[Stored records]
= = = = =
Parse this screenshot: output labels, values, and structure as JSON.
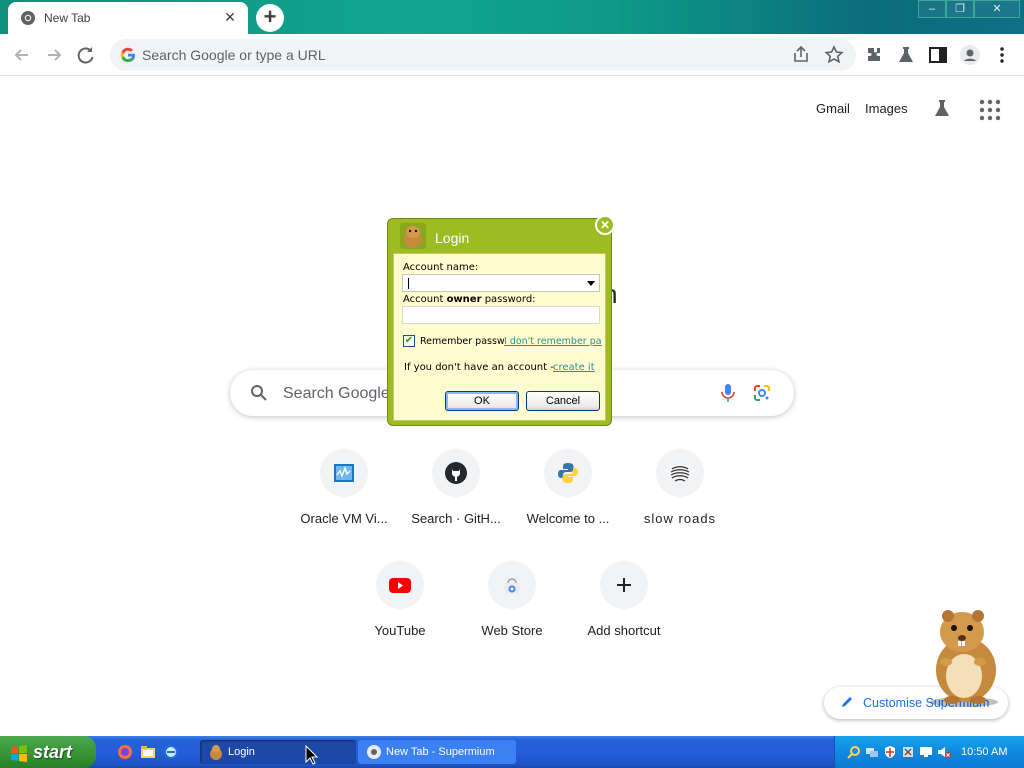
{
  "browser": {
    "tab_title": "New Tab",
    "omnibox_placeholder": "Search Google or type a URL"
  },
  "ntp": {
    "gmail": "Gmail",
    "images": "Images",
    "logo_fragment": "n",
    "search_placeholder": "Search Google",
    "shortcuts": [
      {
        "label": "Oracle VM Vi...",
        "icon": "virtualbox-icon"
      },
      {
        "label": "Search · GitH...",
        "icon": "github-icon"
      },
      {
        "label": "Welcome to ...",
        "icon": "python-icon"
      },
      {
        "label": "slow roads",
        "icon": "slow-roads-icon"
      },
      {
        "label": "YouTube",
        "icon": "youtube-icon"
      },
      {
        "label": "Web Store",
        "icon": "web-store-icon"
      },
      {
        "label": "Add shortcut",
        "icon": "plus-icon"
      }
    ],
    "customise": "Customise Supermium"
  },
  "login_dialog": {
    "title": "Login",
    "account_name_label": "Account name:",
    "account_owner_label_prefix": "Account ",
    "account_owner_label_bold": "owner",
    "account_owner_label_suffix": " password:",
    "remember_label": "Remember passw",
    "remember_checked": true,
    "forgot_link": "I don't remember pas",
    "no_account_text": "If you don't have an account - ",
    "create_link": "create it",
    "ok_label": "OK",
    "cancel_label": "Cancel"
  },
  "taskbar": {
    "start_label": "start",
    "tasks": [
      {
        "label": "Login"
      },
      {
        "label": "New Tab - Supermium"
      }
    ],
    "clock": "10:50 AM"
  },
  "colors": {
    "titlebar_teal": "#11a58f",
    "dialog_green": "#9cbc22",
    "dialog_body": "#fffdcf",
    "xp_blue": "#245edb",
    "start_green": "#3c9a3c",
    "link_blue": "#1a73e8"
  }
}
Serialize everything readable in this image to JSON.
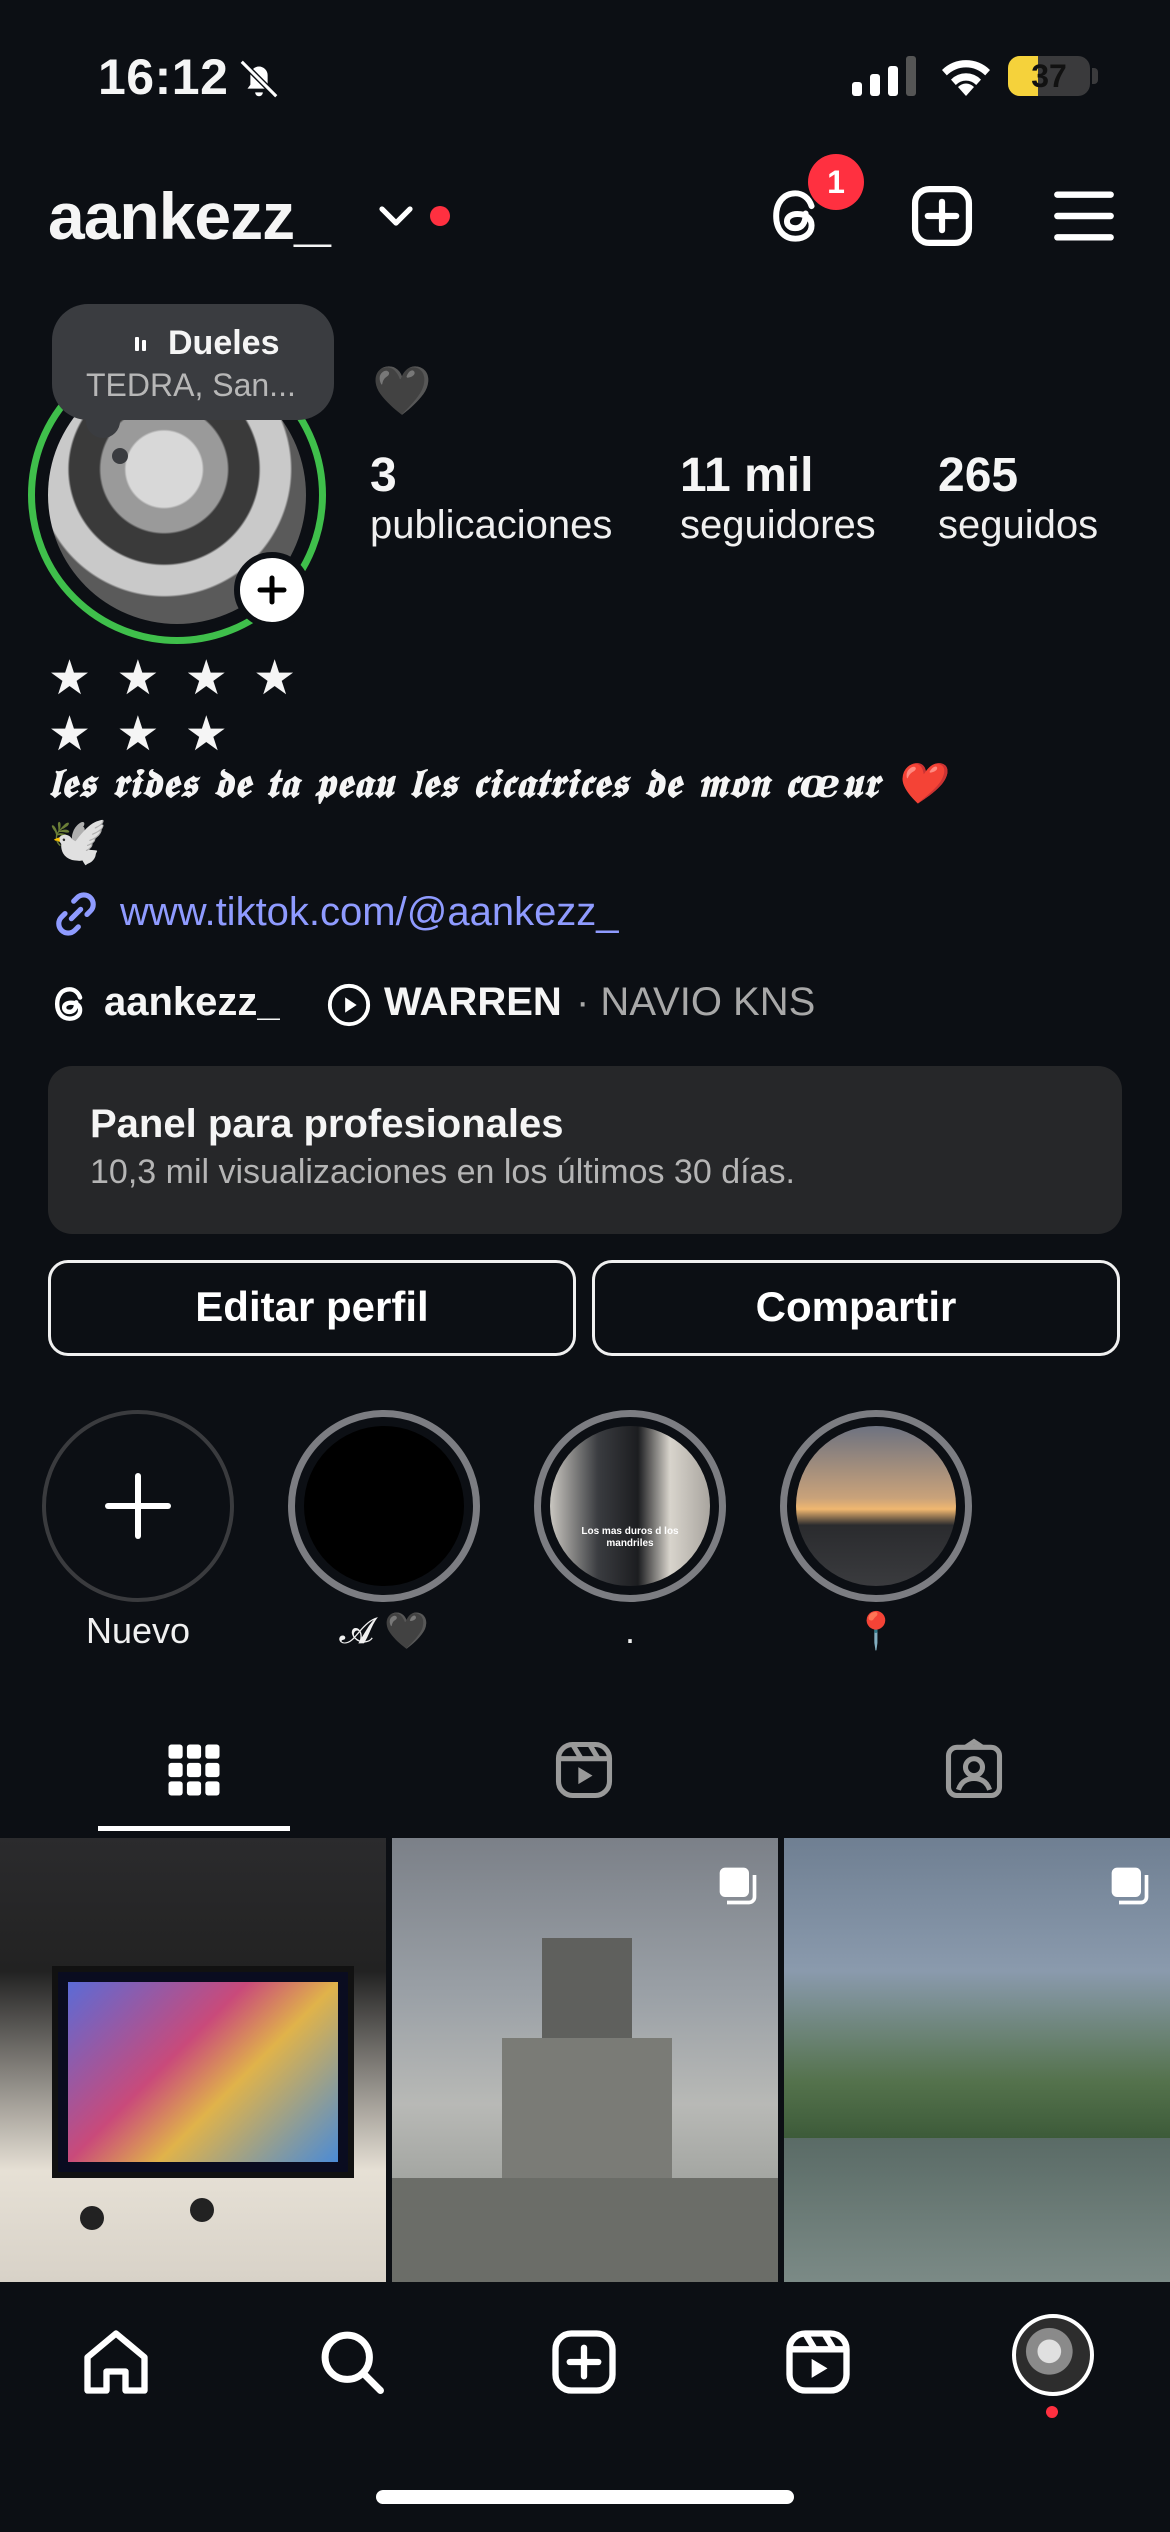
{
  "status_bar": {
    "time": "16:12",
    "battery": "37",
    "battery_level": 0.37
  },
  "header": {
    "username": "aankezz_",
    "notification_count": "1"
  },
  "note": {
    "title": "Dueles",
    "subtitle": "TEDRA, San..."
  },
  "note_heart": "🖤",
  "stats": [
    {
      "value": "3",
      "label": "publicaciones"
    },
    {
      "value": "11 mil",
      "label": "seguidores"
    },
    {
      "value": "265",
      "label": "seguidos"
    }
  ],
  "bio": {
    "stars_line1": "★ ★ ★ ★",
    "stars_line2": "★ ★ ★",
    "text": "𝖑𝖊𝖘 𝖗𝖎𝖉𝖊𝖘 𝖉𝖊 𝖙𝖆 𝖕𝖊𝖆𝖚 𝖑𝖊𝖘 𝖈𝖎𝖈𝖆𝖙𝖗𝖎𝖈𝖊𝖘 𝖉𝖊 𝖒𝖔𝖓 𝖈œ𝖚𝖗 ❤️",
    "emoji": "🕊️",
    "link": "www.tiktok.com/@aankezz_"
  },
  "threads_handle": "aankezz_",
  "music": {
    "title": "WARREN",
    "artist": "· NAVIO KNS"
  },
  "panel": {
    "title": "Panel para profesionales",
    "subtitle": "10,3 mil visualizaciones en los últimos 30 días."
  },
  "buttons": {
    "edit": "Editar perfil",
    "share": "Compartir"
  },
  "highlights": [
    {
      "label": "Nuevo"
    },
    {
      "label": "𝓐 🖤"
    },
    {
      "label": "."
    },
    {
      "label": "📍"
    }
  ],
  "highlight_caption": "Los mas duros d los mandriles",
  "colors": {
    "background": "#0c0f14",
    "accent_link": "#8f9bff",
    "notification": "#ff3040",
    "close_friends_ring": "#3fbf4b"
  }
}
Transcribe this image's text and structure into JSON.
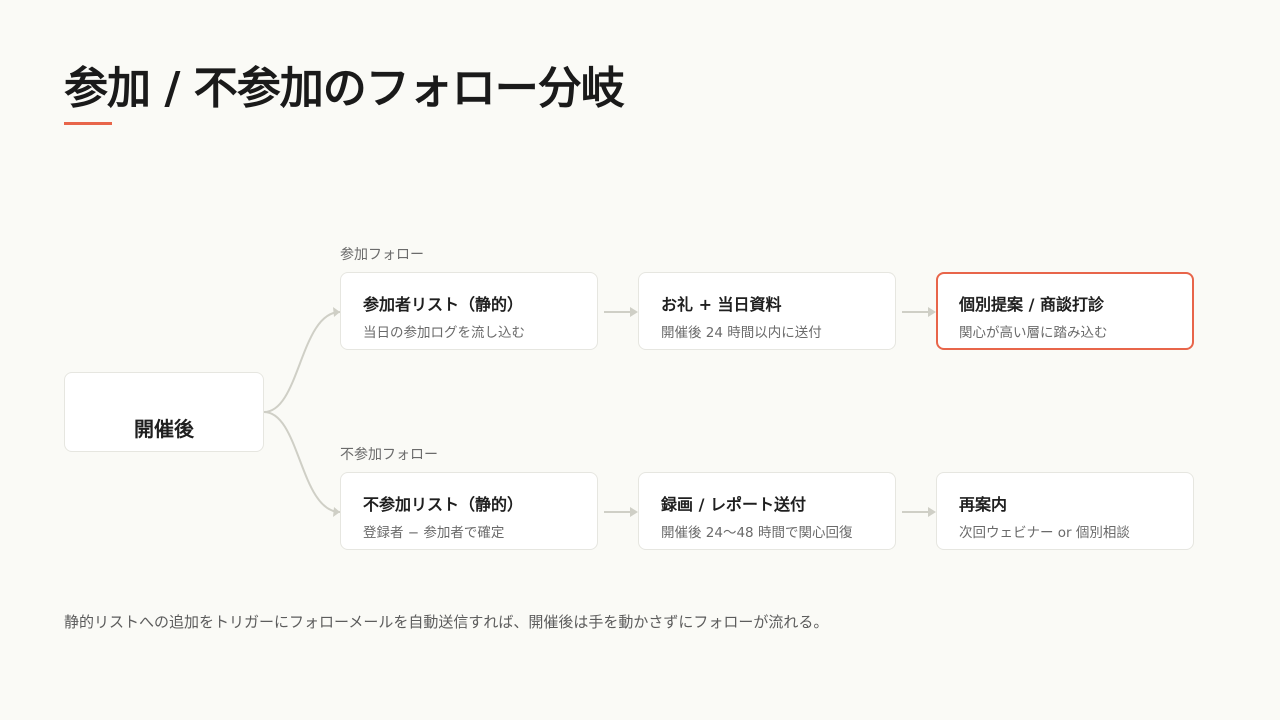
{
  "title": "参加 / 不参加のフォロー分岐",
  "root": {
    "label": "開催後"
  },
  "branches": [
    {
      "label": "参加フォロー",
      "steps": [
        {
          "title": "参加者リスト（静的）",
          "subtitle": "当日の参加ログを流し込む"
        },
        {
          "title": "お礼 + 当日資料",
          "subtitle": "開催後 24 時間以内に送付"
        },
        {
          "title": "個別提案 / 商談打診",
          "subtitle": "関心が高い層に踏み込む"
        }
      ]
    },
    {
      "label": "不参加フォロー",
      "steps": [
        {
          "title": "不参加リスト（静的）",
          "subtitle": "登録者 − 参加者で確定"
        },
        {
          "title": "録画 / レポート送付",
          "subtitle": "開催後 24〜48 時間で関心回復"
        },
        {
          "title": "再案内",
          "subtitle": "次回ウェビナー or 個別相談"
        }
      ]
    }
  ],
  "footnote": "静的リストへの追加をトリガーにフォローメールを自動送信すれば、開催後は手を動かさずにフォローが流れる。",
  "colors": {
    "accent": "#e8654a",
    "connector": "#cfcfc6",
    "background": "#fafaf6"
  }
}
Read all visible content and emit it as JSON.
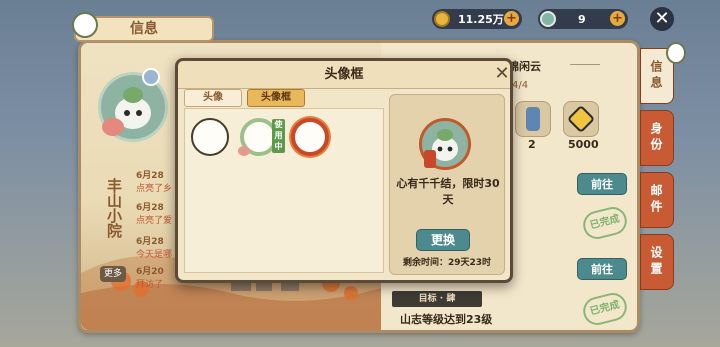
{
  "currency": {
    "gold": {
      "value": "11.25万",
      "icon": "gold-coin-icon"
    },
    "jade": {
      "value": "9",
      "icon": "jade-coin-icon"
    }
  },
  "main_window": {
    "title": "信息",
    "name_vertical": "丰山小院",
    "more_label": "更多",
    "logs": [
      {
        "date": "6月28",
        "text": "点亮了乡"
      },
      {
        "date": "6月28",
        "text": "点亮了爱"
      },
      {
        "date": "6月28",
        "text": "今天是哪"
      },
      {
        "date": "6月20",
        "text": "拜访了"
      }
    ]
  },
  "right_panel": {
    "friend_name": "锦闲云",
    "progress": "4/4",
    "items": [
      {
        "icon": "scroll-icon",
        "count": "2"
      },
      {
        "icon": "coin-icon",
        "count": "5000"
      }
    ],
    "go_label": "前往",
    "claimed_stamp": "已完成",
    "goal_label": "目标 · 肆",
    "goal_text": "山志等级达到23级"
  },
  "side_tabs": [
    "信息",
    "身份",
    "邮件",
    "设置"
  ],
  "modal": {
    "title": "头像框",
    "tabs": [
      "头像",
      "头像框"
    ],
    "active_tab": "头像框",
    "in_use_tag": "使用中",
    "frames": [
      {
        "style": "plain",
        "in_use": false
      },
      {
        "style": "floral-green",
        "in_use": true
      },
      {
        "style": "knot-red",
        "in_use": false
      }
    ],
    "preview_desc": "心有千千结，限时30天",
    "change_button": "更换",
    "remaining": "剩余时间：29天23时"
  },
  "colors": {
    "accent_teal": "#4d8a8e",
    "tab_orange": "#c85b33",
    "panel_cream": "#f3e7cb"
  }
}
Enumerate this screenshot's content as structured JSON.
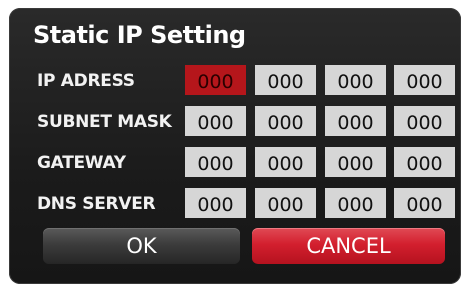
{
  "dialog": {
    "title": "Static IP Setting",
    "rows": [
      {
        "label": "IP ADRESS",
        "octets": [
          "000",
          "000",
          "000",
          "000"
        ]
      },
      {
        "label": "SUBNET MASK",
        "octets": [
          "000",
          "000",
          "000",
          "000"
        ]
      },
      {
        "label": "GATEWAY",
        "octets": [
          "000",
          "000",
          "000",
          "000"
        ]
      },
      {
        "label": "DNS SERVER",
        "octets": [
          "000",
          "000",
          "000",
          "000"
        ]
      }
    ],
    "ok_label": "OK",
    "cancel_label": "CANCEL"
  },
  "colors": {
    "dialog_background": "#1e1e1e",
    "field_background": "#d6d6d6",
    "active_field": "#b5161b",
    "cancel_button": "#d31f2e",
    "ok_button": "#3c3c3c"
  }
}
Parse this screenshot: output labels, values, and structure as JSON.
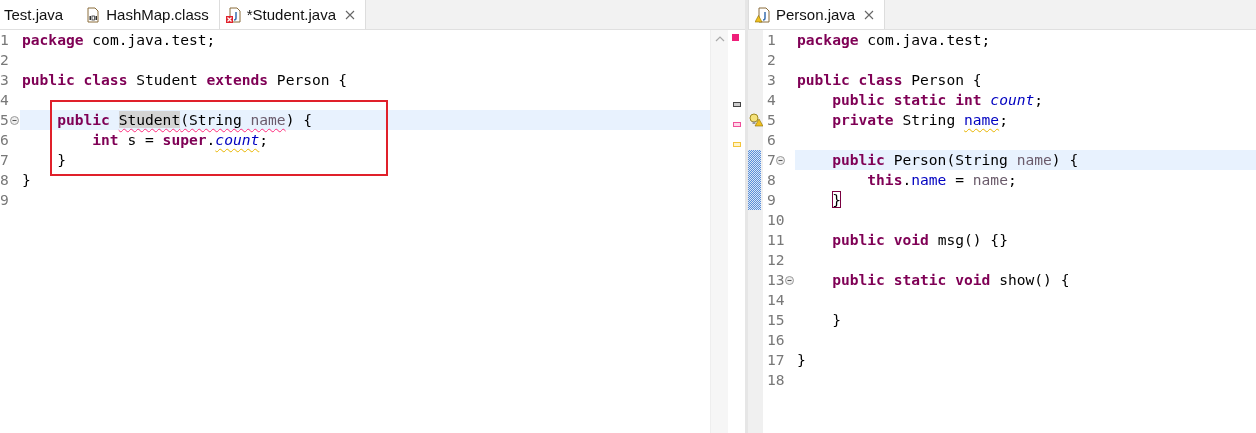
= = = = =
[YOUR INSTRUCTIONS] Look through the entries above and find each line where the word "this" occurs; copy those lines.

[EXERCISE SOLUTION]
Parse this screenshot: output labels, values, and structure as JSON.
Serialize everything readable in this image to JSON.
Transcribe this image's text and structure into JSON.
Enumerate this screenshot's content as structured JSON.
Parse this screenshot: output labels, values, and structure as JSON.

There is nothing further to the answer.